● Activity
Once the images are set aside, write out the rest of the records exactly.

● Page and application data records
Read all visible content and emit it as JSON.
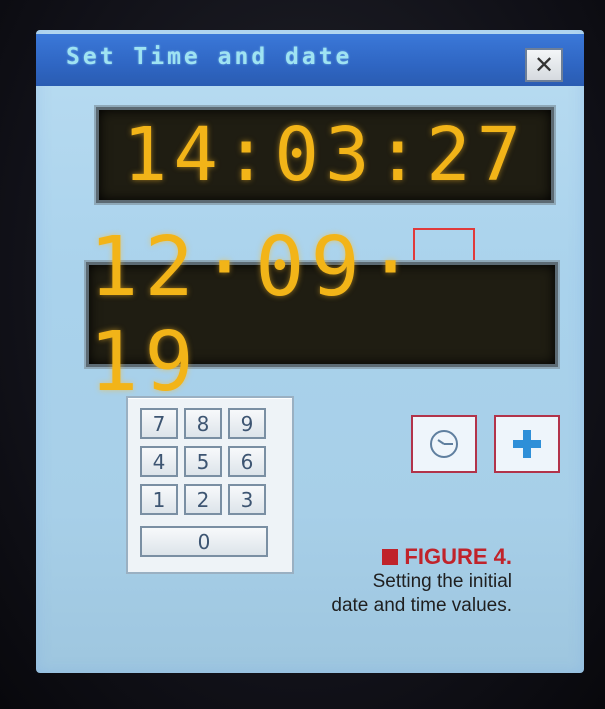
{
  "dialog": {
    "title": "Set Time and date",
    "close_label": "✕"
  },
  "time_display": {
    "value": "14:03:27"
  },
  "date_display": {
    "value": "12·09· 19"
  },
  "keypad": {
    "keys": [
      "7",
      "8",
      "9",
      "4",
      "5",
      "6",
      "1",
      "2",
      "3"
    ],
    "zero": "0"
  },
  "buttons": {
    "clock_icon": "clock-icon",
    "plus_icon": "plus-icon"
  },
  "caption": {
    "figure": "FIGURE 4.",
    "line1": "Setting the initial",
    "line2": "date and time values."
  },
  "colors": {
    "title_bar": "#2f66c3",
    "title_text": "#9fe3f2",
    "lcd_digits": "#f2b418",
    "lcd_bg": "#1f1d12",
    "marker": "#e03a3a",
    "caption_accent": "#c0232a",
    "plus": "#2e8fd8"
  }
}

● Exercise response
Read all visible content and emit it as JSON.
{
  "dialog": {
    "title": "Set Time and date",
    "close_label": "✕"
  },
  "time_display": {
    "value": "14:03:27"
  },
  "date_display": {
    "value": "12·09· 19"
  },
  "keypad": {
    "keys": [
      "7",
      "8",
      "9",
      "4",
      "5",
      "6",
      "1",
      "2",
      "3"
    ],
    "zero": "0"
  },
  "buttons": {
    "clock_icon": "clock-icon",
    "plus_icon": "plus-icon"
  },
  "caption": {
    "figure": "FIGURE 4.",
    "line1": "Setting the initial",
    "line2": "date and time values."
  },
  "colors": {
    "title_bar": "#2f66c3",
    "title_text": "#9fe3f2",
    "lcd_digits": "#f2b418",
    "lcd_bg": "#1f1d12",
    "marker": "#e03a3a",
    "caption_accent": "#c0232a",
    "plus": "#2e8fd8"
  }
}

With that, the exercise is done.